Kay Renny, RN, is on the frontlines of the preventive care battlefield. As manager of corporate health services and immunization for the Visiting Nurse Association of Southeast Michigan, she has spent the last 13 years touting the importance of immunizations as the first line in defensive care.
Renny has developed a vaccination program that has delivered more than 325,000 immunizations, including influenza, pneumonia, and meningitis, at community and corporate sites. She has formed a travel immunization service to provide consultations and vaccines for international travelers, and even provides vaccinations in the home for patients who cannot get out easily.
She was presented with the Immunity Award by the American Nurses Association in January, as part of ANA’s Bringing Immunity to Every Community project. ANA has partnered with the Centers for Disease Control & Prevention to maximize nurses’ roles in boosting vaccination rates and reducing vaccine-preventable diseases. The project positions nurses as the leading advocates for immunization in the general population and among healthcare peers. It also encourages all nurses to be vaccinated.
To promote vaccination, Renny has gotten creative. Young people heading to college are notoriously ambivalent about their healthcare and it can be tricky to ensure they receive the CDC’s recommended meningitis vaccine before their new life in their dorms.
So Renny initiated “shot parties” to immunize college-bound kids in their home. A parent gets a group of friends together and Renny organizes a clinic in the parent’s house to vaccinate all the students at the same time.
Renny has taken vaccination clinics to movie theatres, the Detroit Zoo, and major league baseball stadiums. She spends time bringing health screening and vaccination clinics to worksites.
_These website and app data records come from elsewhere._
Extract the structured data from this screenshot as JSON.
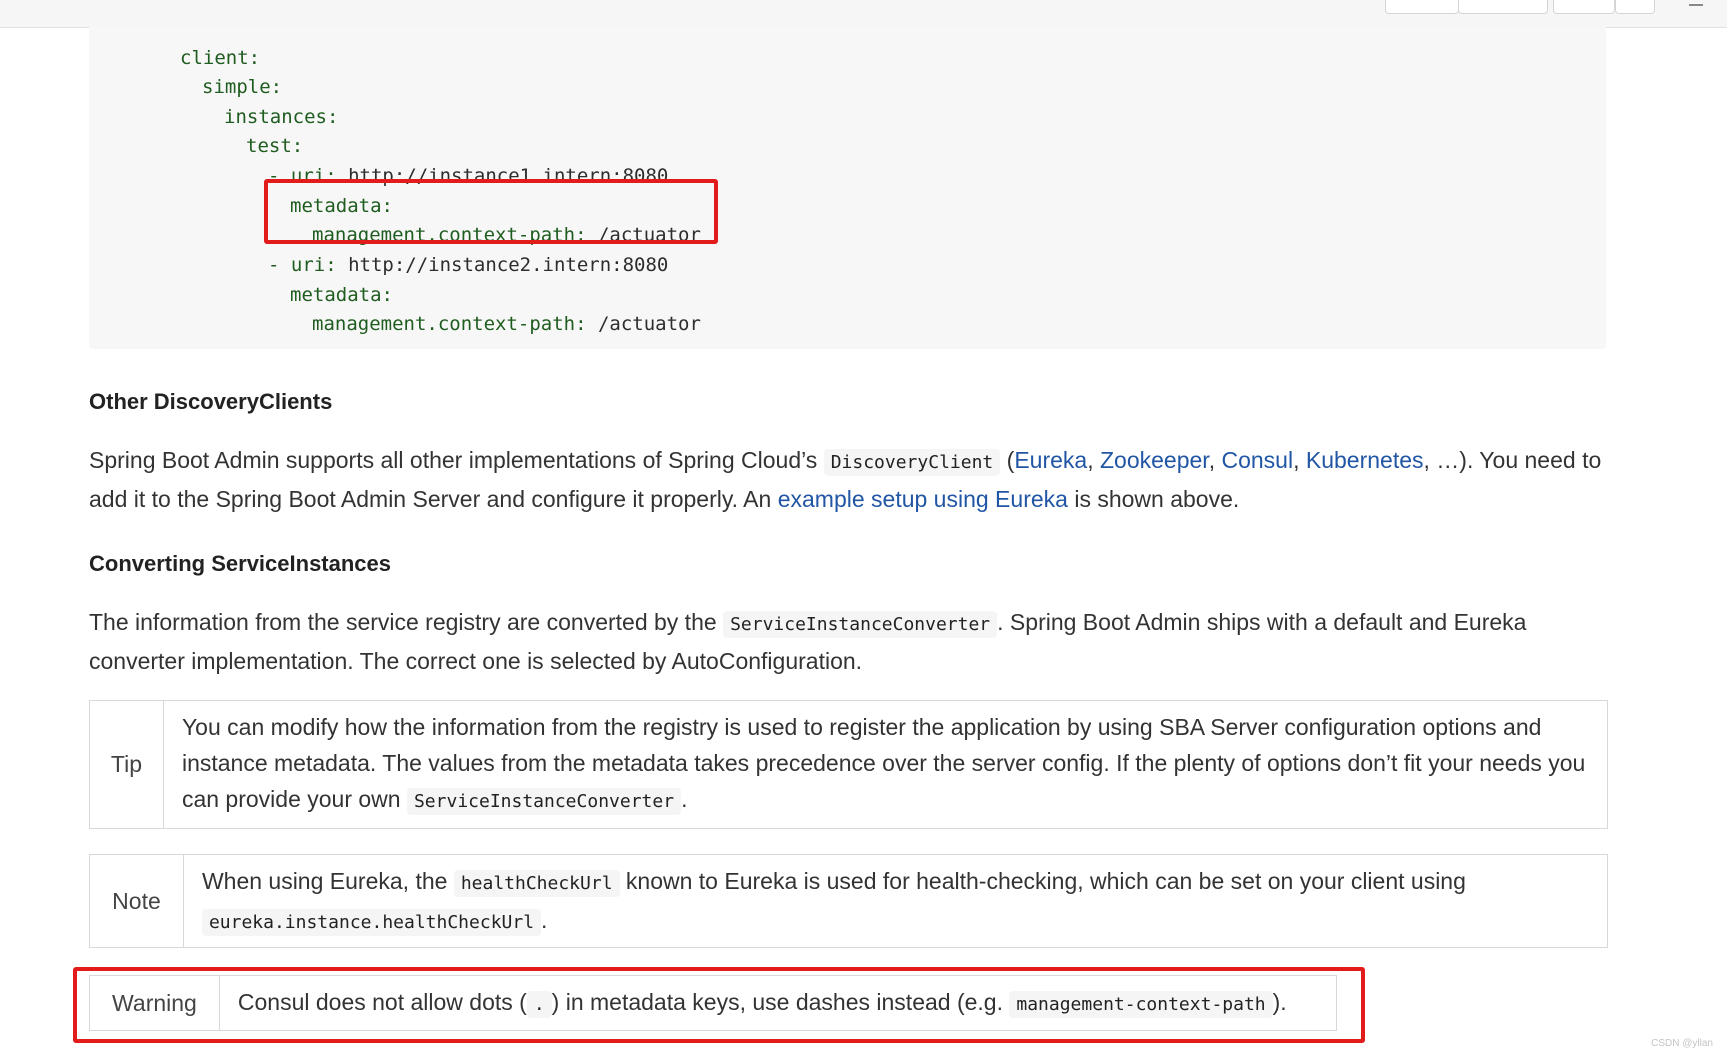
{
  "code": {
    "lines": [
      {
        "key": "client:",
        "value": ""
      },
      {
        "key": "simple:",
        "value": ""
      },
      {
        "key": "instances:",
        "value": ""
      },
      {
        "key": "test:",
        "value": ""
      },
      {
        "key": "- uri:",
        "value": " http://instance1.intern:8080"
      },
      {
        "key": "metadata:",
        "value": ""
      },
      {
        "key": "management.context-path:",
        "value": " /actuator"
      },
      {
        "key": "- uri:",
        "value": " http://instance2.intern:8080"
      },
      {
        "key": "metadata:",
        "value": ""
      },
      {
        "key": "management.context-path:",
        "value": " /actuator"
      }
    ]
  },
  "other_discovery": {
    "heading": "Other DiscoveryClients",
    "p_start": "Spring Boot Admin supports all other implementations of Spring Cloud’s ",
    "p_code": "DiscoveryClient",
    "p_open": " (",
    "links": [
      "Eureka",
      "Zookeeper",
      "Consul",
      "Kubernetes"
    ],
    "sep": ", ",
    "p_mid": ", …). You need to add it to the Spring Boot Admin Server and configure it properly. An ",
    "link_example": "example setup using Eureka",
    "p_end": " is shown above."
  },
  "converting": {
    "heading": "Converting ServiceInstances",
    "p_start": "The information from the service registry are converted by the ",
    "p_code": "ServiceInstanceConverter",
    "p_end": ". Spring Boot Admin ships with a default and Eureka converter implementation. The correct one is selected by AutoConfiguration."
  },
  "tip": {
    "label": "Tip",
    "text": "You can modify how the information from the registry is used to register the application by using SBA Server configuration options and instance metadata. The values from the metadata takes precedence over the server config. If the plenty of options don’t fit your needs you can provide your own ",
    "code": "ServiceInstanceConverter",
    "end": "."
  },
  "note": {
    "label": "Note",
    "text1": "When using Eureka, the ",
    "code1": "healthCheckUrl",
    "text2": " known to Eureka is used for health-checking, which can be set on your client using ",
    "code2": "eureka.instance.healthCheckUrl",
    "end": "."
  },
  "warning": {
    "label": "Warning",
    "text1": "Consul does not allow dots (",
    "code1": ".",
    "text2": ") in metadata keys, use dashes instead (e.g. ",
    "code2": "management-context-path",
    "end": ")."
  },
  "watermark": "CSDN @yllan",
  "colors": {
    "highlight": "#e21b1b",
    "link": "#2156a5",
    "code_bg": "#f7f7f7"
  }
}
She also offers screenings for cholesterol, blood pressure, body fat, etc.
“It’s all about getting people to start thinking about where they are and what their numbers are and what they can do to either improve their numbers so that they are within normal range, or what they can do to keep themselves in those ranges,” she says. “It’s about educating about behaviors that can prevent future problems.”
Renny has to educate people every day, particularly to counter fear and distrust about vaccinations. She says that Americans no longer see the diseases such as polio that used to scare people. “But it’s a global world and every disease is one plane trip away,” she says. “As nurses, we get to educate people and help them see the value of that prevention. Vaccinations are one of the best things we’ve done for ourselves as a preventative measure.”
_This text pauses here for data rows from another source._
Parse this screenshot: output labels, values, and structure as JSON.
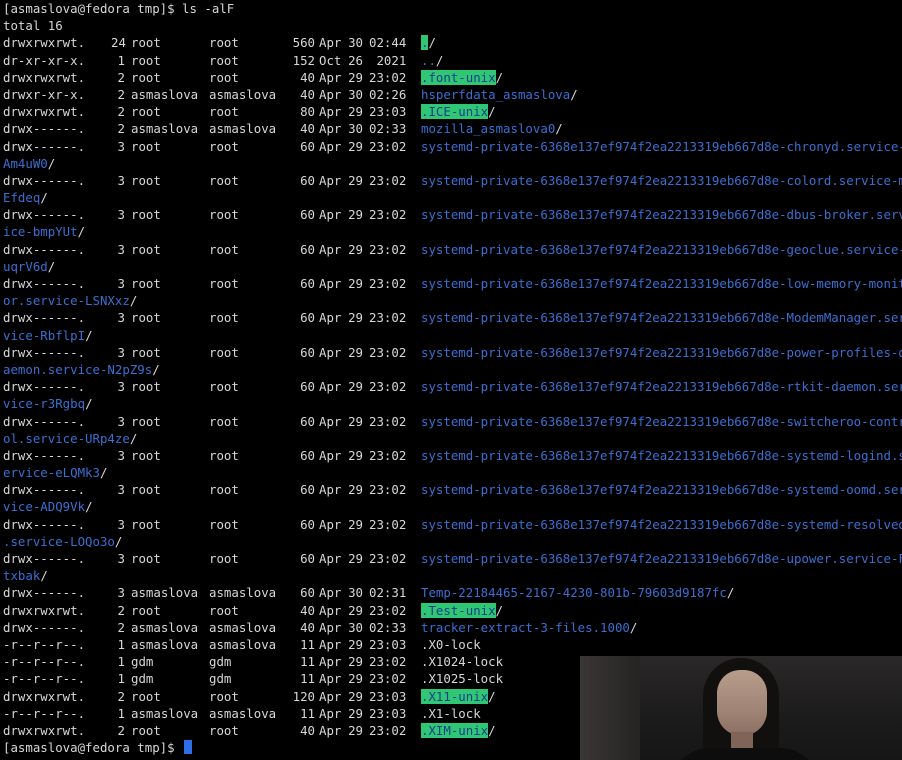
{
  "terminal": {
    "command_line": "[asmaslova@fedora tmp]$ ls -alF",
    "total_line": "total 16",
    "prompt": "[asmaslova@fedora tmp]$ ",
    "entries": [
      {
        "perm": "drwxrwxrwt.",
        "links": "24",
        "owner": "root",
        "group": "root",
        "size": "560",
        "month": "Apr",
        "day": "30",
        "time": "02:44",
        "name": ".",
        "suffix": "/",
        "style": "sticky"
      },
      {
        "perm": "dr-xr-xr-x.",
        "links": "1",
        "owner": "root",
        "group": "root",
        "size": "152",
        "month": "Oct",
        "day": "26",
        "time": " 2021",
        "name": "..",
        "suffix": "/",
        "style": "dir"
      },
      {
        "perm": "drwxrwxrwt.",
        "links": "2",
        "owner": "root",
        "group": "root",
        "size": "40",
        "month": "Apr",
        "day": "29",
        "time": "23:02",
        "name": ".font-unix",
        "suffix": "/",
        "style": "sticky"
      },
      {
        "perm": "drwxr-xr-x.",
        "links": "2",
        "owner": "asmaslova",
        "group": "asmaslova",
        "size": "40",
        "month": "Apr",
        "day": "30",
        "time": "02:26",
        "name": "hsperfdata_asmaslova",
        "suffix": "/",
        "style": "dir"
      },
      {
        "perm": "drwxrwxrwt.",
        "links": "2",
        "owner": "root",
        "group": "root",
        "size": "80",
        "month": "Apr",
        "day": "29",
        "time": "23:03",
        "name": ".ICE-unix",
        "suffix": "/",
        "style": "sticky"
      },
      {
        "perm": "drwx------.",
        "links": "2",
        "owner": "asmaslova",
        "group": "asmaslova",
        "size": "40",
        "month": "Apr",
        "day": "30",
        "time": "02:33",
        "name": "mozilla_asmaslova0",
        "suffix": "/",
        "style": "dir"
      },
      {
        "perm": "drwx------.",
        "links": "3",
        "owner": "root",
        "group": "root",
        "size": "60",
        "month": "Apr",
        "day": "29",
        "time": "23:02",
        "name": "systemd-private-6368e137ef974f2ea2213319eb667d8e-chronyd.service-",
        "name_cont": "Am4uW0",
        "suffix": "/",
        "style": "dir"
      },
      {
        "perm": "drwx------.",
        "links": "3",
        "owner": "root",
        "group": "root",
        "size": "60",
        "month": "Apr",
        "day": "29",
        "time": "23:02",
        "name": "systemd-private-6368e137ef974f2ea2213319eb667d8e-colord.service-m",
        "name_cont": "Efdeq",
        "suffix": "/",
        "style": "dir"
      },
      {
        "perm": "drwx------.",
        "links": "3",
        "owner": "root",
        "group": "root",
        "size": "60",
        "month": "Apr",
        "day": "29",
        "time": "23:02",
        "name": "systemd-private-6368e137ef974f2ea2213319eb667d8e-dbus-broker.serv",
        "name_cont": "ice-bmpYUt",
        "suffix": "/",
        "style": "dir"
      },
      {
        "perm": "drwx------.",
        "links": "3",
        "owner": "root",
        "group": "root",
        "size": "60",
        "month": "Apr",
        "day": "29",
        "time": "23:02",
        "name": "systemd-private-6368e137ef974f2ea2213319eb667d8e-geoclue.service-",
        "name_cont": "uqrV6d",
        "suffix": "/",
        "style": "dir"
      },
      {
        "perm": "drwx------.",
        "links": "3",
        "owner": "root",
        "group": "root",
        "size": "60",
        "month": "Apr",
        "day": "29",
        "time": "23:02",
        "name": "systemd-private-6368e137ef974f2ea2213319eb667d8e-low-memory-monit",
        "name_cont": "or.service-LSNXxz",
        "suffix": "/",
        "style": "dir"
      },
      {
        "perm": "drwx------.",
        "links": "3",
        "owner": "root",
        "group": "root",
        "size": "60",
        "month": "Apr",
        "day": "29",
        "time": "23:02",
        "name": "systemd-private-6368e137ef974f2ea2213319eb667d8e-ModemManager.ser",
        "name_cont": "vice-RbflpI",
        "suffix": "/",
        "style": "dir"
      },
      {
        "perm": "drwx------.",
        "links": "3",
        "owner": "root",
        "group": "root",
        "size": "60",
        "month": "Apr",
        "day": "29",
        "time": "23:02",
        "name": "systemd-private-6368e137ef974f2ea2213319eb667d8e-power-profiles-d",
        "name_cont": "aemon.service-N2pZ9s",
        "suffix": "/",
        "style": "dir"
      },
      {
        "perm": "drwx------.",
        "links": "3",
        "owner": "root",
        "group": "root",
        "size": "60",
        "month": "Apr",
        "day": "29",
        "time": "23:02",
        "name": "systemd-private-6368e137ef974f2ea2213319eb667d8e-rtkit-daemon.ser",
        "name_cont": "vice-r3Rgbq",
        "suffix": "/",
        "style": "dir"
      },
      {
        "perm": "drwx------.",
        "links": "3",
        "owner": "root",
        "group": "root",
        "size": "60",
        "month": "Apr",
        "day": "29",
        "time": "23:02",
        "name": "systemd-private-6368e137ef974f2ea2213319eb667d8e-switcheroo-contr",
        "name_cont": "ol.service-URp4ze",
        "suffix": "/",
        "style": "dir"
      },
      {
        "perm": "drwx------.",
        "links": "3",
        "owner": "root",
        "group": "root",
        "size": "60",
        "month": "Apr",
        "day": "29",
        "time": "23:02",
        "name": "systemd-private-6368e137ef974f2ea2213319eb667d8e-systemd-logind.s",
        "name_cont": "ervice-eLQMk3",
        "suffix": "/",
        "style": "dir"
      },
      {
        "perm": "drwx------.",
        "links": "3",
        "owner": "root",
        "group": "root",
        "size": "60",
        "month": "Apr",
        "day": "29",
        "time": "23:02",
        "name": "systemd-private-6368e137ef974f2ea2213319eb667d8e-systemd-oomd.ser",
        "name_cont": "vice-ADQ9Vk",
        "suffix": "/",
        "style": "dir"
      },
      {
        "perm": "drwx------.",
        "links": "3",
        "owner": "root",
        "group": "root",
        "size": "60",
        "month": "Apr",
        "day": "29",
        "time": "23:02",
        "name": "systemd-private-6368e137ef974f2ea2213319eb667d8e-systemd-resolved",
        "name_cont": ".service-LOQo3o",
        "suffix": "/",
        "style": "dir"
      },
      {
        "perm": "drwx------.",
        "links": "3",
        "owner": "root",
        "group": "root",
        "size": "60",
        "month": "Apr",
        "day": "29",
        "time": "23:02",
        "name": "systemd-private-6368e137ef974f2ea2213319eb667d8e-upower.service-F",
        "name_cont": "txbak",
        "suffix": "/",
        "style": "dir"
      },
      {
        "perm": "drwx------.",
        "links": "3",
        "owner": "asmaslova",
        "group": "asmaslova",
        "size": "60",
        "month": "Apr",
        "day": "30",
        "time": "02:31",
        "name": "Temp-22184465-2167-4230-801b-79603d9187fc",
        "suffix": "/",
        "style": "dir"
      },
      {
        "perm": "drwxrwxrwt.",
        "links": "2",
        "owner": "root",
        "group": "root",
        "size": "40",
        "month": "Apr",
        "day": "29",
        "time": "23:02",
        "name": ".Test-unix",
        "suffix": "/",
        "style": "sticky"
      },
      {
        "perm": "drwx------.",
        "links": "2",
        "owner": "asmaslova",
        "group": "asmaslova",
        "size": "40",
        "month": "Apr",
        "day": "30",
        "time": "02:33",
        "name": "tracker-extract-3-files.1000",
        "suffix": "/",
        "style": "dir"
      },
      {
        "perm": "-r--r--r--.",
        "links": "1",
        "owner": "asmaslova",
        "group": "asmaslova",
        "size": "11",
        "month": "Apr",
        "day": "29",
        "time": "23:03",
        "name": ".X0-lock",
        "suffix": "",
        "style": "file"
      },
      {
        "perm": "-r--r--r--.",
        "links": "1",
        "owner": "gdm",
        "group": "gdm",
        "size": "11",
        "month": "Apr",
        "day": "29",
        "time": "23:02",
        "name": ".X1024-lock",
        "suffix": "",
        "style": "file"
      },
      {
        "perm": "-r--r--r--.",
        "links": "1",
        "owner": "gdm",
        "group": "gdm",
        "size": "11",
        "month": "Apr",
        "day": "29",
        "time": "23:02",
        "name": ".X1025-lock",
        "suffix": "",
        "style": "file"
      },
      {
        "perm": "drwxrwxrwt.",
        "links": "2",
        "owner": "root",
        "group": "root",
        "size": "120",
        "month": "Apr",
        "day": "29",
        "time": "23:03",
        "name": ".X11-unix",
        "suffix": "/",
        "style": "sticky"
      },
      {
        "perm": "-r--r--r--.",
        "links": "1",
        "owner": "asmaslova",
        "group": "asmaslova",
        "size": "11",
        "month": "Apr",
        "day": "29",
        "time": "23:03",
        "name": ".X1-lock",
        "suffix": "",
        "style": "file"
      },
      {
        "perm": "drwxrwxrwt.",
        "links": "2",
        "owner": "root",
        "group": "root",
        "size": "40",
        "month": "Apr",
        "day": "29",
        "time": "23:02",
        "name": ".XIM-unix",
        "suffix": "/",
        "style": "sticky"
      }
    ]
  },
  "colors": {
    "background": "#000000",
    "text": "#d7d7d7",
    "directory": "#3b6fd1",
    "sticky_bg": "#2fc774",
    "sticky_fg": "#1b3d8d",
    "cursor": "#2e6ee8"
  },
  "webcam": {
    "icon": "webcam-overlay"
  }
}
“When I decided to become a nurse, people said to me, ‘why don’t you go to medical school?’” she says. “I said because as a nurse I get to care for you, I get to help you care for yourself. Physicians do that as well, but they have to focus on taking care of the immediate need. As nurses, we have that opportunity to help people care for themselves and that’s not just with the issue at hand, but helping them take care of themselves so they don’t have issues in the future.”